Your answer should be every line below that includes the word "JSON".

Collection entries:
______

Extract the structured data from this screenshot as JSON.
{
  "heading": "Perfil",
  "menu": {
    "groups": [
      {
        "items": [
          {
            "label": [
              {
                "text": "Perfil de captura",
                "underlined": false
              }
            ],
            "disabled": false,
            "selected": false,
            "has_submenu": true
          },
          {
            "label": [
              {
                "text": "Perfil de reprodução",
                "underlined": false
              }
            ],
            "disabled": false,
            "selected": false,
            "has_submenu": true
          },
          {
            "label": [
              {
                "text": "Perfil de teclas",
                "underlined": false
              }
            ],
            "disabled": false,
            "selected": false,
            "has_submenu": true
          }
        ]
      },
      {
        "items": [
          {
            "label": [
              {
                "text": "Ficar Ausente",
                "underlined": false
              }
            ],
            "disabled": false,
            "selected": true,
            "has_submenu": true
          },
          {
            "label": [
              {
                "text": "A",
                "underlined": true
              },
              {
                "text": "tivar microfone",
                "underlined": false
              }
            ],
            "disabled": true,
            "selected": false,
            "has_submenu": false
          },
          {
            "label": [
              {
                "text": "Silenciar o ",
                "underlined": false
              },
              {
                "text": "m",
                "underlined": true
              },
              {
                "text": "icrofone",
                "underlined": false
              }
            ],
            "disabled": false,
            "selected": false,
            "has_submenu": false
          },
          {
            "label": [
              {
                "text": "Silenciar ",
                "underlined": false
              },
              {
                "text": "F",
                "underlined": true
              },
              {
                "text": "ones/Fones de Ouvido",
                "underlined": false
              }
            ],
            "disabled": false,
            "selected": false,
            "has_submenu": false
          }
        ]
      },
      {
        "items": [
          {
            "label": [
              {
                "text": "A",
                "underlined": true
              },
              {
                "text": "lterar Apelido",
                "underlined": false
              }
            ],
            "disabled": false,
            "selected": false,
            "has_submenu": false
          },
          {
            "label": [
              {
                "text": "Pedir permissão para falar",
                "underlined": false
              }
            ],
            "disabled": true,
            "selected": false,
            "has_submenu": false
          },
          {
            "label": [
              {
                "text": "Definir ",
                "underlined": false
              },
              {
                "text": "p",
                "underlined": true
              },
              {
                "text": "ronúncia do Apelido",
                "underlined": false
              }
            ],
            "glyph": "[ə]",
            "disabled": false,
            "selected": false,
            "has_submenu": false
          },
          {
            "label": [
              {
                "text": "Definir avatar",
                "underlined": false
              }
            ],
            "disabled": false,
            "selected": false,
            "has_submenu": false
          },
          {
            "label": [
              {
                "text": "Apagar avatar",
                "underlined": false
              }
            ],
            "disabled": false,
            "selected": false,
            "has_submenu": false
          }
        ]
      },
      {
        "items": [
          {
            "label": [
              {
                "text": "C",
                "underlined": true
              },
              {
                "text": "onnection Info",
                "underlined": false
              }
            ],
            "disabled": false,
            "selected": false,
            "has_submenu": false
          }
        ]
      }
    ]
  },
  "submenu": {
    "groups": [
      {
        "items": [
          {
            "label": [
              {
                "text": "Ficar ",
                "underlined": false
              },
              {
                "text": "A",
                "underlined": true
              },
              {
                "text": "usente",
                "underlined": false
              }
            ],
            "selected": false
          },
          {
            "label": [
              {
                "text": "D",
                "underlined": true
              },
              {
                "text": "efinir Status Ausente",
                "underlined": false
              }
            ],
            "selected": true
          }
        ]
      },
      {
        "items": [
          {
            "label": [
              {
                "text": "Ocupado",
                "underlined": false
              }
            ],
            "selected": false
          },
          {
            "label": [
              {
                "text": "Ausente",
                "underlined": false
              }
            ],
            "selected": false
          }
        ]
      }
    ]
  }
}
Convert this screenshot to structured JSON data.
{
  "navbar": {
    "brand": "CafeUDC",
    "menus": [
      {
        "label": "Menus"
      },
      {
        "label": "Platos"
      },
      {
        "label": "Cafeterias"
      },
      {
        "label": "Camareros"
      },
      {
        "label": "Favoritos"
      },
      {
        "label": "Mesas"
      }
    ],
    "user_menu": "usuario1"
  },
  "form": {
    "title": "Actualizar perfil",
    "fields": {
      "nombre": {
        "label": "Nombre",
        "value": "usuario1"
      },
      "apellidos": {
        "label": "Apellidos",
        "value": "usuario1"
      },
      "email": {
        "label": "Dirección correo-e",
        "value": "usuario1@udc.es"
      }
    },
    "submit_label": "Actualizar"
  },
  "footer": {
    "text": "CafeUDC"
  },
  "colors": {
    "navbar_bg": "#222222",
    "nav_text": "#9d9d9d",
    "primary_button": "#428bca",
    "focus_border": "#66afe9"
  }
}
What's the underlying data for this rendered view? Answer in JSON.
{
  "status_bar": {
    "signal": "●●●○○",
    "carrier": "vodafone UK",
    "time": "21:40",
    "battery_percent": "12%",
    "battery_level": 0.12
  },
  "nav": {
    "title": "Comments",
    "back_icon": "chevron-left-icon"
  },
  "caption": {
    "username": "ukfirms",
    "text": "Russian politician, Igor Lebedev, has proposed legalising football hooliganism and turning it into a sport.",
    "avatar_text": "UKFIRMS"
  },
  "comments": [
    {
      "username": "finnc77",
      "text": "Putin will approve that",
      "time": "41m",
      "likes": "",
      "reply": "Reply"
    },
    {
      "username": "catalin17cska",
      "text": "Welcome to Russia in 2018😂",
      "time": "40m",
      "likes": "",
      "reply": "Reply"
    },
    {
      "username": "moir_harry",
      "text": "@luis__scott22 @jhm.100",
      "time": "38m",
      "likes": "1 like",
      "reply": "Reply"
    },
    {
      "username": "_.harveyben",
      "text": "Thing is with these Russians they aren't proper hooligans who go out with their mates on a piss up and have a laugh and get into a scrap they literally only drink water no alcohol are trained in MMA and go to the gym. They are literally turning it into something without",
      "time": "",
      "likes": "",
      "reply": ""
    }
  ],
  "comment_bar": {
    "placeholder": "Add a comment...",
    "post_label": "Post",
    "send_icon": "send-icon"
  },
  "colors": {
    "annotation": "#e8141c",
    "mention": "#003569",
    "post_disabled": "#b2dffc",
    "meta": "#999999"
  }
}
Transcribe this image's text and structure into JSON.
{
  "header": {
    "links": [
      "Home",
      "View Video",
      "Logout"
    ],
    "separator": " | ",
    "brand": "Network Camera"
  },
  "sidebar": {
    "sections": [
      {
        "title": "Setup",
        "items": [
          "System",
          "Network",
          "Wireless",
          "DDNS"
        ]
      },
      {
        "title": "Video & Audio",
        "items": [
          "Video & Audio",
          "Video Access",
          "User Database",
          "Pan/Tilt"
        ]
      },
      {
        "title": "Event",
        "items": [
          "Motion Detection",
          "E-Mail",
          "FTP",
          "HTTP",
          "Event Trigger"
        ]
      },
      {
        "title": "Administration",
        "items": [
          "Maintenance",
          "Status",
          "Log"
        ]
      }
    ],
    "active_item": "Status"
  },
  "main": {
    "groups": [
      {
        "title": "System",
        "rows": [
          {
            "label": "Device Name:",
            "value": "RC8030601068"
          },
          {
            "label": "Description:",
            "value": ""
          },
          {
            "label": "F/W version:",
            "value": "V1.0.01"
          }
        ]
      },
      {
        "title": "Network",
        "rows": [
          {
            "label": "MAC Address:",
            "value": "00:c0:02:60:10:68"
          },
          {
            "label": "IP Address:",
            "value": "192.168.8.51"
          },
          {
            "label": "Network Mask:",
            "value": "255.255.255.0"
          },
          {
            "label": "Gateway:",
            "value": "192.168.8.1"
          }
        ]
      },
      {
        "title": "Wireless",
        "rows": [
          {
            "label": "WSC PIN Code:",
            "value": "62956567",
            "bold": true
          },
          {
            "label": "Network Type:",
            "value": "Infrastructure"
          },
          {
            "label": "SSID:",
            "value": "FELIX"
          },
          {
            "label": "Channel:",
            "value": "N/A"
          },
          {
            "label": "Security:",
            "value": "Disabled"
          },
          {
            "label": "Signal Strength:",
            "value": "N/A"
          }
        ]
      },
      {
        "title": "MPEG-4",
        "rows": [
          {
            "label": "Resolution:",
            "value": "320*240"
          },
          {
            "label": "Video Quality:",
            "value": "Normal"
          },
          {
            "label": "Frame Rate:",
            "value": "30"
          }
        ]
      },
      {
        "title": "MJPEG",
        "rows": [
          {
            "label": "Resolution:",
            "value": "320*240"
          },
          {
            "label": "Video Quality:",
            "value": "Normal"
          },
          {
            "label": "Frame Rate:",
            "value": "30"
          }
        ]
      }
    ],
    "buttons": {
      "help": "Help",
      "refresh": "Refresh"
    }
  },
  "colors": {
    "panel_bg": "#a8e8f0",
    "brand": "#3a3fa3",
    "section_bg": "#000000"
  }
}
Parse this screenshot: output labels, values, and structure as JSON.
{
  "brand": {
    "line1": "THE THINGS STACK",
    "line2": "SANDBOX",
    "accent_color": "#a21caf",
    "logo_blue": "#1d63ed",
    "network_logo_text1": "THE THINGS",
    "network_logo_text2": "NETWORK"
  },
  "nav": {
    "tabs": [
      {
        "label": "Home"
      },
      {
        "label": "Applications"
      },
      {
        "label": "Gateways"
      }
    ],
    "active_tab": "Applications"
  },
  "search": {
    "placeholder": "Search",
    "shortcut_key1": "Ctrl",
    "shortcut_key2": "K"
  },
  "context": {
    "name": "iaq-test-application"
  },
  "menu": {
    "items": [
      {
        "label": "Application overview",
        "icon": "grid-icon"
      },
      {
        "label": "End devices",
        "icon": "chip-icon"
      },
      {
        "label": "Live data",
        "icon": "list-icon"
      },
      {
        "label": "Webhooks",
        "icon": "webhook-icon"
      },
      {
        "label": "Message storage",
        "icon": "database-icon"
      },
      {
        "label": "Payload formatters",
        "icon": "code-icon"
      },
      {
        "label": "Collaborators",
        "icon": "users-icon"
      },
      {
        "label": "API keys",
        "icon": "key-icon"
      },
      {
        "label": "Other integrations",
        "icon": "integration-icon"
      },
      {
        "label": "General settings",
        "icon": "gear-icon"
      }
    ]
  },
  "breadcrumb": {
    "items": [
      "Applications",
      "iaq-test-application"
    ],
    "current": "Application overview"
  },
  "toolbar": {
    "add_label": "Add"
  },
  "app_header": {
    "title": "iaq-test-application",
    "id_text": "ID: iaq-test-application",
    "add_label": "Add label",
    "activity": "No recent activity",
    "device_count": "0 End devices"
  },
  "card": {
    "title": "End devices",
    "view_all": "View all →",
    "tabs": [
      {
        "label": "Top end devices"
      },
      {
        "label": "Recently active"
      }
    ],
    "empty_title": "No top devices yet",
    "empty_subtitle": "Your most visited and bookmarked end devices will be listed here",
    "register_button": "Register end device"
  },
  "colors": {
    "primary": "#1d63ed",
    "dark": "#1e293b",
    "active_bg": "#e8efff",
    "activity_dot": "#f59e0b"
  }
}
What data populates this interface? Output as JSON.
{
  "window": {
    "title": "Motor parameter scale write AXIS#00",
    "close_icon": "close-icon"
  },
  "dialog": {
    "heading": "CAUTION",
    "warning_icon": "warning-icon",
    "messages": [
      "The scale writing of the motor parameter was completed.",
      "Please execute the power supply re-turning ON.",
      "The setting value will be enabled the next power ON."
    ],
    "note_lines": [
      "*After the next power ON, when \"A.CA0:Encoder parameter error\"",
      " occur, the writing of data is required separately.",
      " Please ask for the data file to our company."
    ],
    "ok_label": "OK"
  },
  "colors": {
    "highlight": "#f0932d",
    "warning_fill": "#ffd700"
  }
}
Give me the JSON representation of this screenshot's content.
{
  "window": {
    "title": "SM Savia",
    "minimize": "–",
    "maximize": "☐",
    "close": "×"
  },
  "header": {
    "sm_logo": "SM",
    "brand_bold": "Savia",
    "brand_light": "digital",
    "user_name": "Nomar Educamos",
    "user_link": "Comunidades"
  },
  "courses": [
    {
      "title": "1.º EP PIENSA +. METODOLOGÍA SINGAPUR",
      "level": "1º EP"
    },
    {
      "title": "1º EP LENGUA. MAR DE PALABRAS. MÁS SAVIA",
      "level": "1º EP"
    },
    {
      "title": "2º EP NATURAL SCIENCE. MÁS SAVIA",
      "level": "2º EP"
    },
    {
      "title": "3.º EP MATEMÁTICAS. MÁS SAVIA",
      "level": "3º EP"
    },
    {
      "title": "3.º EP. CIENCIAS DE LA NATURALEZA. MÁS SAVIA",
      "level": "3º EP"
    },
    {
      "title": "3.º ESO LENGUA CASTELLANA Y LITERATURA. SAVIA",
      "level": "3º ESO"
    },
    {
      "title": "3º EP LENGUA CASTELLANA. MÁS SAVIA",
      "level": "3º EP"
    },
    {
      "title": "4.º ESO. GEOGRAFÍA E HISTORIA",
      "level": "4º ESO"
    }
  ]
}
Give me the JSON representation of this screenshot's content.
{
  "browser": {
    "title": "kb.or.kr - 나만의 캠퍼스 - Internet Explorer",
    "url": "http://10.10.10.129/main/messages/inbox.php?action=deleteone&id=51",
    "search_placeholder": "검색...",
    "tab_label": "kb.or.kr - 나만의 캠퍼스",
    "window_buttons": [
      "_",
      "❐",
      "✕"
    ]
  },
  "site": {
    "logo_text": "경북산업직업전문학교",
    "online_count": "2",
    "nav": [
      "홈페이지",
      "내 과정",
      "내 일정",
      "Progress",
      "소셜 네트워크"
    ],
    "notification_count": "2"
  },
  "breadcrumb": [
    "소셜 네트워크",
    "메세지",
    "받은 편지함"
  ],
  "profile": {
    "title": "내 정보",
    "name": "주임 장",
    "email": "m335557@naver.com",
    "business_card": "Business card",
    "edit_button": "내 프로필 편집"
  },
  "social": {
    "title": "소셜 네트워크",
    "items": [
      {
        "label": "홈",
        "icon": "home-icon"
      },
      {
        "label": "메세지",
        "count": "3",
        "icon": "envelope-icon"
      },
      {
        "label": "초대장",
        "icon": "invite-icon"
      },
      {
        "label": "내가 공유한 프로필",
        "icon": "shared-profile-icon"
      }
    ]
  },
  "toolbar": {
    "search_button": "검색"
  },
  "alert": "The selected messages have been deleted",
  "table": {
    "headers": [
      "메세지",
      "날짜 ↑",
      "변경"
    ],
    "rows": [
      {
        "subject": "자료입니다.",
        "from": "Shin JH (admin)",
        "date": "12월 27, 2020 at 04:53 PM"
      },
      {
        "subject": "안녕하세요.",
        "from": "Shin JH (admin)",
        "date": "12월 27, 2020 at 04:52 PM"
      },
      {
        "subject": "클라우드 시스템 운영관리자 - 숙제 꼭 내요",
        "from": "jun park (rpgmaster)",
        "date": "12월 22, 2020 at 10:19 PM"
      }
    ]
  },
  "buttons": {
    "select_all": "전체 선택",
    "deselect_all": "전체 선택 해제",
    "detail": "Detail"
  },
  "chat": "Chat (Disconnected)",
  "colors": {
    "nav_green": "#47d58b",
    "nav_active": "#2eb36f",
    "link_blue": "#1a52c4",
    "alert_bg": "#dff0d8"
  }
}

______

• Result for this task
Extract the structured data from this screenshot as JSON.
Convert this screenshot to structured JSON data.
What's the underlying data for this rendered view? Answer in JSON.
Transcribe this image's text and structure into JSON.
Parse this screenshot: output labels, values, and structure as JSON.
What data populates this interface? Output as JSON.
Give me the JSON representation of this screenshot's content.
Give me the JSON representation of this screenshot's content.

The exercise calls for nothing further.